One of the most enduring hoaxes you might hear in a backpacker hostel is that of the drug-soaked business card: someone hands you their card, and the drug is instantly absorbed by your skin. You fall into a zombie-like state, where you will do anything for your attacker, from empty out your bank account to pull a trigger on someone. Bbuy scopolamine at an affordable cost with a 100% guarantee on the delivery of your package anywhere in the world.
Scopolamine powder; devil’s breath or burandanga, is derived from nightshade plants, and there are countless stories about how criminals in Colombia and Ecuador use scopolamine drug, which is said to remove a person’s free will, to assault victims or rob them. It is also known as “devil’s breath” and has been described as “the most dangerous drug in the world”. It’s hard to know which are urban myths and which are genuine.
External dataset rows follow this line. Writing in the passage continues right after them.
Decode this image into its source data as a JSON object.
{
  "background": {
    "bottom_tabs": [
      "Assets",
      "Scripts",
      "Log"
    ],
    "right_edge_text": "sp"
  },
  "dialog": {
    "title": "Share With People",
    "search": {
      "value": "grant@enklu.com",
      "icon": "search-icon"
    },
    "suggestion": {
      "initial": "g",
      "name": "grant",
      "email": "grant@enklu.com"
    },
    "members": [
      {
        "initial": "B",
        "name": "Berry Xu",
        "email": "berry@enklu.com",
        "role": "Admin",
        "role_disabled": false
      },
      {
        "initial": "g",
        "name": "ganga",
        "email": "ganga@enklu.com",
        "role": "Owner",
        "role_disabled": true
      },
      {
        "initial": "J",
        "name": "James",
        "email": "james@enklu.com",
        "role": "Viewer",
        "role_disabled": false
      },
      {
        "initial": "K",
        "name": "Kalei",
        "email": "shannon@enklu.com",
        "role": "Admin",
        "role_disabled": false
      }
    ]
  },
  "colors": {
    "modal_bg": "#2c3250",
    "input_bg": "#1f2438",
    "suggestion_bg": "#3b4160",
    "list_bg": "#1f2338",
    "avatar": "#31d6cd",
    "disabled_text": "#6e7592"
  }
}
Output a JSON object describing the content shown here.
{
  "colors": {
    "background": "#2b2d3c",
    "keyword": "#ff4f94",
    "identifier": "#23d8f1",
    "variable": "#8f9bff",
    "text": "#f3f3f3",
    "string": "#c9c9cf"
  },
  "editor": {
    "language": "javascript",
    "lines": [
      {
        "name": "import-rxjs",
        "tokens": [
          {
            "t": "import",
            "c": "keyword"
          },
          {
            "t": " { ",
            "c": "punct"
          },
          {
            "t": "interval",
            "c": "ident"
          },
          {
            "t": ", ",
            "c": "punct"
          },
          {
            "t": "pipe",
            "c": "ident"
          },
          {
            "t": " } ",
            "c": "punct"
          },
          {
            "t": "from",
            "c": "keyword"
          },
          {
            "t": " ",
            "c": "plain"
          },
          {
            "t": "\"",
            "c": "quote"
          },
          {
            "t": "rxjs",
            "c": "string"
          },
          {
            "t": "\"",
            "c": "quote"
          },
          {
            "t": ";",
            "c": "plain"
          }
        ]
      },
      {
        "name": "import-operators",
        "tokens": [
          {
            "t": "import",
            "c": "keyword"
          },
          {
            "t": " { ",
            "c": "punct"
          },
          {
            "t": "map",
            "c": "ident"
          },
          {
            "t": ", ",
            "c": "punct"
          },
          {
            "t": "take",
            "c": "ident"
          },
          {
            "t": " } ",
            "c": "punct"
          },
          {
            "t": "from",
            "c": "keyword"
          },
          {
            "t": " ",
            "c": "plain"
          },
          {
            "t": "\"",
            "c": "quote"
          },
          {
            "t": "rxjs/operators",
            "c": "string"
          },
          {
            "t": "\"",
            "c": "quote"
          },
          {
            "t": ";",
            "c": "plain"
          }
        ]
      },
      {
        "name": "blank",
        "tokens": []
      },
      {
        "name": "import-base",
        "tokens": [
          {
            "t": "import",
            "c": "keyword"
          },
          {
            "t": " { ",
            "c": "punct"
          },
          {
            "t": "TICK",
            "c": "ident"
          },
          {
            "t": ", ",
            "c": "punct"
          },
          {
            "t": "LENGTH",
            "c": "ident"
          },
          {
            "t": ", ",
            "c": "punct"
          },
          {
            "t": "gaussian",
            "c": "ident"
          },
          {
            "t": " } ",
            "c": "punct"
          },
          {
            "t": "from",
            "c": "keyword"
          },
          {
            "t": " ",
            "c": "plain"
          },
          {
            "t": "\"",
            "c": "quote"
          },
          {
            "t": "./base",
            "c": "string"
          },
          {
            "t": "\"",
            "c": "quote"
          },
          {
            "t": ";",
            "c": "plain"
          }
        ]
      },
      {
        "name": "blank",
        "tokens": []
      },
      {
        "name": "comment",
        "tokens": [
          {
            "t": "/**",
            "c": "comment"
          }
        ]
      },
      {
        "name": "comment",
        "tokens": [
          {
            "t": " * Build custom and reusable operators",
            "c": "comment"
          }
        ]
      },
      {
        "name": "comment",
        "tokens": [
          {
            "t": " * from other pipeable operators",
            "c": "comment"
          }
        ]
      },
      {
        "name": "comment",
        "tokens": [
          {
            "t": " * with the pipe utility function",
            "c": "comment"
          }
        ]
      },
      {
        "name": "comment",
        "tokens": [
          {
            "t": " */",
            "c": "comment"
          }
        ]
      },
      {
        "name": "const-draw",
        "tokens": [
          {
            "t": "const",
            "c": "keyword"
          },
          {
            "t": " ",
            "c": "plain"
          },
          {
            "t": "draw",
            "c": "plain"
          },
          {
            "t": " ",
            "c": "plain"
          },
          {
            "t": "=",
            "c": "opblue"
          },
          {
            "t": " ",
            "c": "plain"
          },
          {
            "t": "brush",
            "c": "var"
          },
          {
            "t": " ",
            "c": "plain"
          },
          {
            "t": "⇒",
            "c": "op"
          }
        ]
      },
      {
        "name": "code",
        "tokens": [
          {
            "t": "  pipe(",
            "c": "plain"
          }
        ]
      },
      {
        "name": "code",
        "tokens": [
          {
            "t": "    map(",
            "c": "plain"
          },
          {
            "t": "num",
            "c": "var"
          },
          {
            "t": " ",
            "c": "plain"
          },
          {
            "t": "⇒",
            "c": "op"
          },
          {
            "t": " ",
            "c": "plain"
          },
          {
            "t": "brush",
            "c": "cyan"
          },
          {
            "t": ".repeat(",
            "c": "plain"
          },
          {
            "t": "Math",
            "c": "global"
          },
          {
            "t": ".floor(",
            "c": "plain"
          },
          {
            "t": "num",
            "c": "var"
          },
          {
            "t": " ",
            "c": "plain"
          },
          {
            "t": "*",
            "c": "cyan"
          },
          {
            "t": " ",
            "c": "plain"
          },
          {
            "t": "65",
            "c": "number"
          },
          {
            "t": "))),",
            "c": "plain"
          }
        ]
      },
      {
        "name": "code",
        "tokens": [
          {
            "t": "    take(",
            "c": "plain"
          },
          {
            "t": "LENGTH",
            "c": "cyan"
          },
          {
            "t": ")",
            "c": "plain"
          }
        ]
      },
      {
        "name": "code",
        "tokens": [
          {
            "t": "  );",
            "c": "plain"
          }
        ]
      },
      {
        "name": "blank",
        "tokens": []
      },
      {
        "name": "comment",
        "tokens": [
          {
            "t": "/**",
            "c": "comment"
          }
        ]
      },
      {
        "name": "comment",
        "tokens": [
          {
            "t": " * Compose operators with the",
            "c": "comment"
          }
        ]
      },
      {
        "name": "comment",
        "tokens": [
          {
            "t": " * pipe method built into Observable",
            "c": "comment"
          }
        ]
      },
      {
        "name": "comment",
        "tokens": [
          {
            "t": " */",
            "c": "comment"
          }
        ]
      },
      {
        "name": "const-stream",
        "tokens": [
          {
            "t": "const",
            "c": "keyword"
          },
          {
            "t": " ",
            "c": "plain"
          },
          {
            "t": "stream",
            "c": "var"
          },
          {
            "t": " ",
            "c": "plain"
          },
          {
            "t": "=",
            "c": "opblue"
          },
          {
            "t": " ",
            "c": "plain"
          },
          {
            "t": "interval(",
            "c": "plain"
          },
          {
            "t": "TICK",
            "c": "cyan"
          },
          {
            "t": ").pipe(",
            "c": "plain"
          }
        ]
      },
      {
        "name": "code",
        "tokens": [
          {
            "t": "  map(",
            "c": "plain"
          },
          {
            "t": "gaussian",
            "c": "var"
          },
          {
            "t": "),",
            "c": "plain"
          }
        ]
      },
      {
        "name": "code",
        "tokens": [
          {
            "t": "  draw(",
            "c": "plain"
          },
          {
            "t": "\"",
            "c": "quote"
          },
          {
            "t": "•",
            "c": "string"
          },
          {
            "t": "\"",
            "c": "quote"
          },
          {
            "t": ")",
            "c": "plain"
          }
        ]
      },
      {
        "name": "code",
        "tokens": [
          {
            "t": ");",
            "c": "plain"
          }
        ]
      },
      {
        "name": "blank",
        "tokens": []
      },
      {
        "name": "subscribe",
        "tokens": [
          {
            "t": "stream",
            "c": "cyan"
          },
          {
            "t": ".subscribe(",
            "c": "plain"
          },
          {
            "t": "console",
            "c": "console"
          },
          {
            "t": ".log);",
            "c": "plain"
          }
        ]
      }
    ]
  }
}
The US’s Overseas Security Advisory Council warns travelers in Quito about the dangers of falling victim to a scopolamine attack, and refers to “unofficial estimates” – it doesn’t say where this figure is from – of 50,000 scopolamine incidents there every year.
Apart from the aspects listed above, some other scopolamine uses include:
Scopolamine reduces the secretions of certain organs in the body, such as the stomach and intestines. Scopolamine also decreases nerve signals that trigger your stomach to vomit.
Scopolamine is used to prevent nausea and vomiting caused by motion sickness or from anesthesia given during surgery.
Scopolamine is also used to treat certain stomach or intestinal problems, muscle spasms, and Parkinson-like conditions.